USC's Interactive Media Takes Home Indiecade Impact Award
IndieCade, an independent games festival considered "the Sundance of games", celebrated its fifth year in Culver City last weekend, and USC game developers were well-represented.
IndieCade is "not just about console or PC games, but all games as a whole,” said Jeff Watson of USC’s Interactive Media Division (IMD). IndieCade is the only independent focused game festival in the nation.
Watson, as well as a handful of students, all participated in the events of IndieCade representing USC and their love of gaming. Watson was there promoting an award-winning card game he developed with Tracy Fullerton (a professor and pioneer of the IMD program) and IMD MFA student Simon Wiscombe. The game was honored with several other noteworthy games that received prizes for their innovation and uniqueness in the gaming world.

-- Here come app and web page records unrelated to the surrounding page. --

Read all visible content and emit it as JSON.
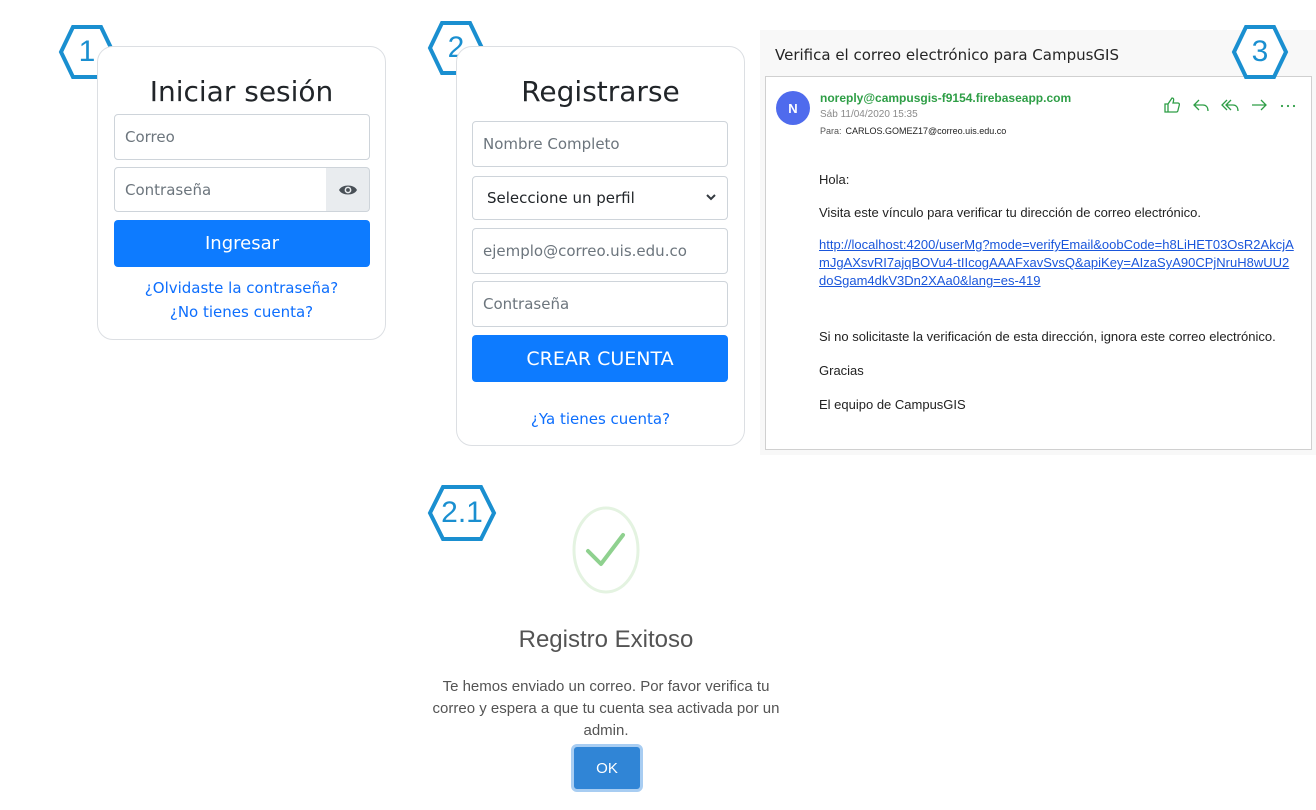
{
  "badges": {
    "step1": "1",
    "step2": "2",
    "step2_1": "2.1",
    "step3": "3"
  },
  "login": {
    "title": "Iniciar sesión",
    "email_placeholder": "Correo",
    "password_placeholder": "Contraseña",
    "submit_label": "Ingresar",
    "forgot_link": "¿Olvidaste la contraseña?",
    "register_link": "¿No tienes cuenta?"
  },
  "register": {
    "title": "Registrarse",
    "name_placeholder": "Nombre Completo",
    "profile_select": "Seleccione un perfil",
    "email_placeholder": "ejemplo@correo.uis.edu.co",
    "password_placeholder": "Contraseña",
    "submit_label": "CREAR CUENTA",
    "login_link": "¿Ya tienes cuenta?"
  },
  "email": {
    "subject": "Verifica el correo electrónico para CampusGIS",
    "avatar_letter": "N",
    "sender": "noreply@campusgis-f9154.firebaseapp.com",
    "date": "Sáb 11/04/2020 15:35",
    "to_label": "Para:",
    "to": "CARLOS.GOMEZ17@correo.uis.edu.co",
    "greeting": "Hola:",
    "line1": "Visita este vínculo para verificar tu dirección de correo electrónico.",
    "link": "http://localhost:4200/userMg?mode=verifyEmail&oobCode=h8LiHET03OsR2AkcjAmJgAXsvRI7ajqBOVu4-tIIcogAAAFxavSvsQ&apiKey=AIzaSyA90CPjNruH8wUU2doSgam4dkV3Dn2XAa0&lang=es-419",
    "line2": "Si no solicitaste la verificación de esta dirección, ignora este correo electrónico.",
    "thanks": "Gracias",
    "signature": "El equipo de CampusGIS",
    "action_icons": [
      "thumbs-up-icon",
      "reply-icon",
      "reply-all-icon",
      "forward-icon",
      "more-icon"
    ]
  },
  "success": {
    "title": "Registro Exitoso",
    "message": "Te hemos enviado un correo. Por favor verifica tu correo y espera a que tu cuenta sea activada por un admin.",
    "ok_label": "OK"
  },
  "colors": {
    "primary": "#0d7bff",
    "link": "#0d6efd",
    "badge": "#1a8fd0",
    "success_check": "#8fd18f",
    "sender": "#2e9e46",
    "avatar": "#4f6bed",
    "ok_button": "#3085d6"
  }
}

The card game, dubbed Reality Ends Here after the School of Cinematic Arts (SCA) motto, earned the Impact Award, which according to IndieCade, “Pays tribute to independent games that have had/can have a significant impact on the gaming landscape. They may have social message, shift the cultural perception of games as a medium, represent a new play paradigm, expand the audience, or influence culture.”
One of the student volunteers on-hand to promote the game, Michael Effenberger, said that “Reality Ends Here is a card game developed as a means to increase collaboration between the different divisions of SCA and immediately start projects."
Green cards are essentially project cards that dictate the type of media players will produce, determining whether players will make a trailer, a city symphony, an animated short, etc. Pink cards set perimeters for the content being created. They contain a variety of factors to set limits for projects, such as involving objects, situations, or locations, and help students focus less on the inception of an idea and more on the production.
“Every award was thoughtful," Watson said. "[IndieCade] is a place where you’re recognized as designers, not as an industry. It’s a new kind of play paradigm and a model for how games can change the community.”
The IndieCade awards ceremony resembled a traditional ceremony, but instead of musical interludes, the audience played group games.
The annual IndieCade festival is open to the general public with admission. More information can be found at the main site here.
You can learn more about Reality Ends Here here.